* _TASK INSTRUCTIONS_: The answer must consist solely of the lines from the one containing "Enumerate this screenshot's" to the end of the entries below, repeated exactly.

* _Dataset records_:
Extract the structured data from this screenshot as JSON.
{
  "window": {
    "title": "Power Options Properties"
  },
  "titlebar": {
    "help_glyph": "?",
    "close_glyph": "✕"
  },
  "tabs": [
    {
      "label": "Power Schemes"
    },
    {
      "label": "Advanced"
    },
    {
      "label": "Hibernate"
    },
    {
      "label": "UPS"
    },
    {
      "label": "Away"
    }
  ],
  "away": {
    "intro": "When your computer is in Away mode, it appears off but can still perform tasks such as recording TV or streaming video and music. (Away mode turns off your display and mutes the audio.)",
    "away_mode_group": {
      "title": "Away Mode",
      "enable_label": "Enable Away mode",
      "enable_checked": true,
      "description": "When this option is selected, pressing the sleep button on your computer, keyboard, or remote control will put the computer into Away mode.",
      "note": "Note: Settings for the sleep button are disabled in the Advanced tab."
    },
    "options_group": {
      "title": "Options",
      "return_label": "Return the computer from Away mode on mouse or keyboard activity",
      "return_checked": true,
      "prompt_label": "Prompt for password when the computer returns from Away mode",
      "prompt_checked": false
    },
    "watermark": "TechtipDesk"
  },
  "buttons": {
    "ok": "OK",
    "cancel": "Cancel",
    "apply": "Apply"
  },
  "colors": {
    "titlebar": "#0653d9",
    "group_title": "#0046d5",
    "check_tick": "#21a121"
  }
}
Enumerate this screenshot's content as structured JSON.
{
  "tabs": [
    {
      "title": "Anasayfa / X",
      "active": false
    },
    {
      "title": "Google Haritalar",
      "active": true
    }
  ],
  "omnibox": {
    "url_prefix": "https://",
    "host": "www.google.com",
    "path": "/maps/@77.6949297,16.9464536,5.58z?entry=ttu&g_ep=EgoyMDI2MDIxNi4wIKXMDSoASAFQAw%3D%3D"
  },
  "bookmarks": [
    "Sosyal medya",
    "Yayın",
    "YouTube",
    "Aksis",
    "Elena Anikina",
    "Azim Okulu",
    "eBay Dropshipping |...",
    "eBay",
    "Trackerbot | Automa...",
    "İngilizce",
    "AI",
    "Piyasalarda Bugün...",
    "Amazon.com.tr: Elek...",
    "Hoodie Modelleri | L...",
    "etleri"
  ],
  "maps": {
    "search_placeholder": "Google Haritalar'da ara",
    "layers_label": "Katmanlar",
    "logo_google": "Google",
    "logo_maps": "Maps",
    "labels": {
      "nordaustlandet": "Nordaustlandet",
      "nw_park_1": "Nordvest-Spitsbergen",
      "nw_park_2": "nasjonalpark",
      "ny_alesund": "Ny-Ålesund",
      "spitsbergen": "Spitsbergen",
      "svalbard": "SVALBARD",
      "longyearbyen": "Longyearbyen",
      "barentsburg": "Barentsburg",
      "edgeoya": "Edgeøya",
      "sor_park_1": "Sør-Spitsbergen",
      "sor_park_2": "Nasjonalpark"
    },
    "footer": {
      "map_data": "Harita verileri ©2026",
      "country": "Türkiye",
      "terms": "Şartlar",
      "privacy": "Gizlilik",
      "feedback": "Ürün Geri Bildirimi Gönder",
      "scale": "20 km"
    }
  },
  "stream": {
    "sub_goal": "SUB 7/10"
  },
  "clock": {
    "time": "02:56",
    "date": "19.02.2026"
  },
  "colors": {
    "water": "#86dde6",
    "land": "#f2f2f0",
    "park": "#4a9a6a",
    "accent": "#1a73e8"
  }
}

* _TASK OUTPUT_:
Enumerate this screenshot's content as structured JSON.
{
  "tabs": [
    {
      "title": "Anasayfa / X",
      "active": false
    },
    {
      "title": "Google Haritalar",
      "active": true
    }
  ],
  "omnibox": {
    "url_prefix": "https://",
    "host": "www.google.com",
    "path": "/maps/@77.6949297,16.9464536,5.58z?entry=ttu&g_ep=EgoyMDI2MDIxNi4wIKXMDSoASAFQAw%3D%3D"
  },
  "bookmarks": [
    "Sosyal medya",
    "Yayın",
    "YouTube",
    "Aksis",
    "Elena Anikina",
    "Azim Okulu",
    "eBay Dropshipping |...",
    "eBay",
    "Trackerbot | Automa...",
    "İngilizce",
    "AI",
    "Piyasalarda Bugün...",
    "Amazon.com.tr: Elek...",
    "Hoodie Modelleri | L...",
    "etleri"
  ],
  "maps": {
    "search_placeholder": "Google Haritalar'da ara",
    "layers_label": "Katmanlar",
    "logo_google": "Google",
    "logo_maps": "Maps",
    "labels": {
      "nordaustlandet": "Nordaustlandet",
      "nw_park_1": "Nordvest-Spitsbergen",
      "nw_park_2": "nasjonalpark",
      "ny_alesund": "Ny-Ålesund",
      "spitsbergen": "Spitsbergen",
      "svalbard": "SVALBARD",
      "longyearbyen": "Longyearbyen",
      "barentsburg": "Barentsburg",
      "edgeoya": "Edgeøya",
      "sor_park_1": "Sør-Spitsbergen",
      "sor_park_2": "Nasjonalpark"
    },
    "footer": {
      "map_data": "Harita verileri ©2026",
      "country": "Türkiye",
      "terms": "Şartlar",
      "privacy": "Gizlilik",
      "feedback": "Ürün Geri Bildirimi Gönder",
      "scale": "20 km"
    }
  },
  "stream": {
    "sub_goal": "SUB 7/10"
  },
  "clock": {
    "time": "02:56",
    "date": "19.02.2026"
  },
  "colors": {
    "water": "#86dde6",
    "land": "#f2f2f0",
    "park": "#4a9a6a",
    "accent": "#1a73e8"
  }
}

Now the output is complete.